J.W. Verret, a George Mason University law professor who served on President Donald Trump’s transition team, is calling on Congress to initiate impeachment proceedings in the wake of special counsel Robert Mueller’s report.
“This is serious stuff,” Verret told CNN’s Don Lemon in an interview Tuesday. “The Mueller report I think is something you can’t look away from. I mean you have to admit it: The emperor has no clothes.”
Verret, a lifelong Republican, was deputy director of economic policy on Trump’s presidential transition team beginning in August 2016. He quit after just two months, he wrote in an op-ed published Tuesday in The Atlantic, citing concerns over Trump’s views on immigration, financial regulation and Russia.
Over time, his view of Trump evolved from distasteful to disastrous.

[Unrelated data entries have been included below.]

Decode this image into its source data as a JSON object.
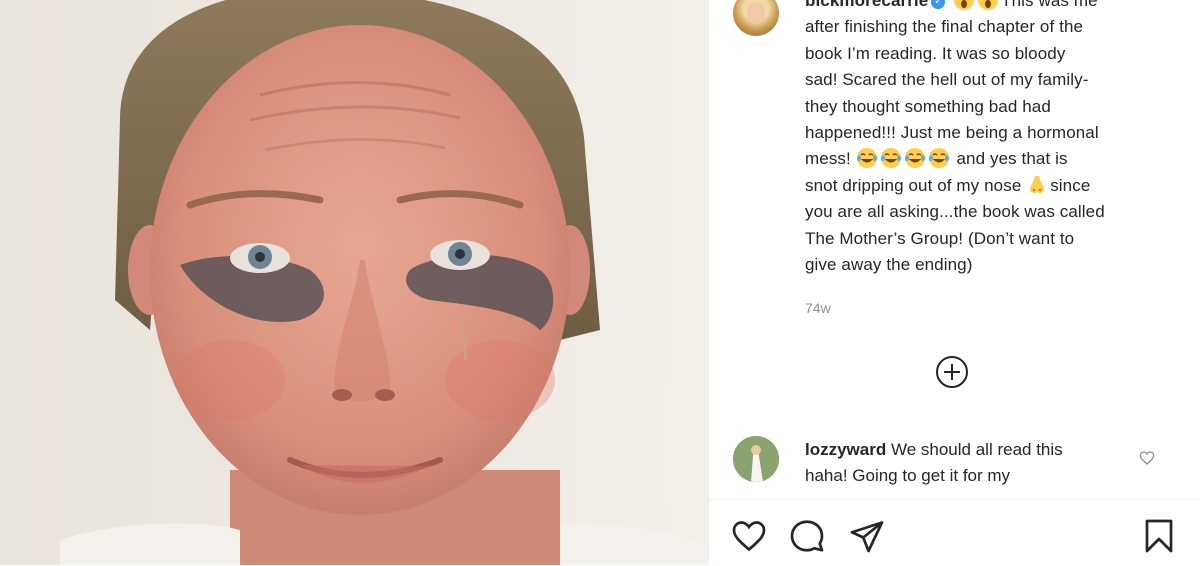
{
  "post": {
    "username": "bickmorecarrie",
    "caption_lines": [
      "This was me",
      "after finishing the final chapter of the",
      "book I’m reading. It was so bloody",
      "sad! Scared the hell out of my family-",
      "they thought something bad had",
      "happened!!! Just me being a hormonal",
      "mess!",
      " and yes that is",
      "snot dripping out of my nose",
      "since",
      "you are all asking...the book was called",
      "The Mother’s Group! (Don’t want to",
      "give away the ending)"
    ],
    "timestamp": "74w"
  },
  "comments": [
    {
      "username": "lozzyward",
      "text": "We should all read this",
      "text_line2": "haha! Going to get it for my"
    }
  ],
  "icons": {
    "verified": "verified-badge-icon",
    "load_more": "plus-circle-icon",
    "like": "heart-icon",
    "comment": "comment-bubble-icon",
    "share": "paper-plane-icon",
    "save": "bookmark-icon",
    "comment_like": "small-heart-icon"
  },
  "colors": {
    "text": "#262626",
    "muted": "#8e8e8e",
    "verified_blue": "#3897f0",
    "divider": "#efefef"
  }
}
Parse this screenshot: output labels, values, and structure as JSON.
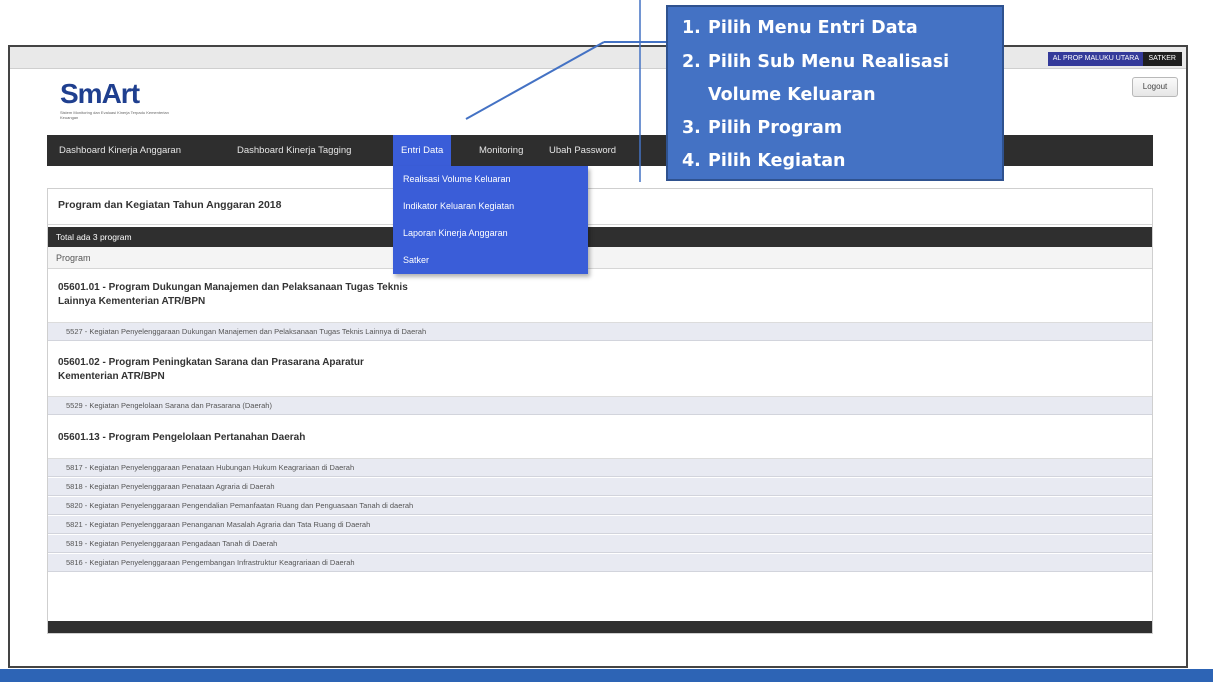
{
  "header": {
    "user_label": "AL PROP MALUKU UTARA",
    "satker_label": "SATKER",
    "logout_label": "Logout"
  },
  "logo": {
    "text": "SmArt",
    "subtitle": "Sistem Monitoring dan Evaluasi Kinerja Terpadu Kementerian Keuangan"
  },
  "nav": {
    "items": [
      {
        "label": "Dashboard Kinerja Anggaran"
      },
      {
        "label": "Dashboard Kinerja Tagging"
      },
      {
        "label": "Entri Data"
      },
      {
        "label": "Monitoring"
      },
      {
        "label": "Ubah Password"
      }
    ]
  },
  "dropdown": {
    "items": [
      {
        "label": "Realisasi Volume Keluaran"
      },
      {
        "label": "Indikator Keluaran Kegiatan"
      },
      {
        "label": "Laporan Kinerja Anggaran"
      },
      {
        "label": "Satker"
      }
    ]
  },
  "panel": {
    "title": "Program dan Kegiatan Tahun Anggaran 2018",
    "count_text": "Total ada 3 program",
    "column_header": "Program",
    "programs": [
      {
        "title_line1": "05601.01 - Program Dukungan Manajemen dan Pelaksanaan Tugas Teknis",
        "title_line2": "Lainnya Kementerian ATR/BPN",
        "activities": [
          "5527 - Kegiatan Penyelenggaraan Dukungan Manajemen dan Pelaksanaan Tugas Teknis Lainnya di Daerah"
        ]
      },
      {
        "title_line1": "05601.02 - Program Peningkatan Sarana dan Prasarana Aparatur",
        "title_line2": "Kementerian ATR/BPN",
        "activities": [
          "5529 - Kegiatan Pengelolaan Sarana dan Prasarana (Daerah)"
        ]
      },
      {
        "title_line1": "05601.13 - Program Pengelolaan Pertanahan Daerah",
        "title_line2": "",
        "activities": [
          "5817 - Kegiatan Penyelenggaraan Penataan Hubungan Hukum Keagrariaan di Daerah",
          "5818 - Kegiatan Penyelenggaraan Penataan Agraria di Daerah",
          "5820 - Kegiatan Penyelenggaraan Pengendalian Pemanfaatan Ruang dan Penguasaan Tanah di daerah",
          "5821 - Kegiatan Penyelenggaraan Penanganan Masalah Agraria dan Tata Ruang di Daerah",
          "5819 - Kegiatan Penyelenggaraan Pengadaan Tanah di Daerah",
          "5816 - Kegiatan Penyelenggaraan Pengembangan Infrastruktur Keagrariaan di Daerah"
        ]
      }
    ]
  },
  "callout": {
    "steps": [
      {
        "num": "1.",
        "text": "Pilih Menu Entri Data"
      },
      {
        "num": "2.",
        "text": "Pilih Sub Menu Realisasi"
      },
      {
        "num": "",
        "text": "Volume Keluaran"
      },
      {
        "num": "3.",
        "text": "Pilih Program"
      },
      {
        "num": "4.",
        "text": "Pilih Kegiatan"
      }
    ]
  }
}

“The Mueller report was that tipping point for me,” Verret wrote, “and it should be for Republican and independent voters, and for Republicans in Congress.”
Like Hillary Clinton and several other high-profile Democrats, Verret said he believes Mueller stopped short of charging Trump with a crime solely because of a Justice Department policy that prohibits indicting a sitting president.
“Depending on how you count, roughly a dozen separate instances of obstruction of justice are contained in the Mueller report,” Verret wrote. “The president dangled pardons in front of witnesses to encourage them to lie to the special counsel, and directly ordered people to lie to throw the special counsel off the scent.”
He continued: “This elaborate pattern of obstruction may have successfully impeded the Mueller investigation from uncovering a conspiracy to commit more serious crimes. At a minimum, there’s enough here to get the impeachment process started.”
Verret first called for Trump’s impeachment in a series of tweets on Saturday. He continued to argue the severity of Trump’s apparent misconduct in a statement issued Tuesday by Checks & Balances, a group of conservative and libertarian attorneys that also includes George Conway, husband of senior White House adviser Kellyanne Conway.
“We believe the framers of the Constitution would have viewed the totality of this conduct as evidence of high crimes and misdemeanors,” the group said in the statement. “Accordingly, Congress, which carries its own constitutional oversight responsibilities, should conduct further investigation.”
In his interview with CNN on Tuesday, Verret implored his fellow Republicans to take a stand and start asking “serious questions.”
“The first brave thing Republicans in Congress should do, and I admire a lot of them up there, is just start to ask serious questions at the hearings,” Verret said. “It doesn’t mean you have to admit guilt. But the pure sort of block and tackle for the president just to show loyalty on TV when he watches it later ― that’s got to stop.”
House Speaker Nancy Pelosi (D-Calif.), drawing outrage from some members of her party, has resisted calls to initiate impeachment proceedings, warning those efforts could further divide the country without first investigating further.
“As you know, last Thursday’s release of the redacted Mueller Report has caused a public outcry for truth and accountability,” Pelosi wrote in a letter to her colleagues Monday. “While our views range from proceeding to investigate the finding of the Mueller report or proceeding directly to impeachment, we all firmly agree that we should proceed down a path of finding the truth.”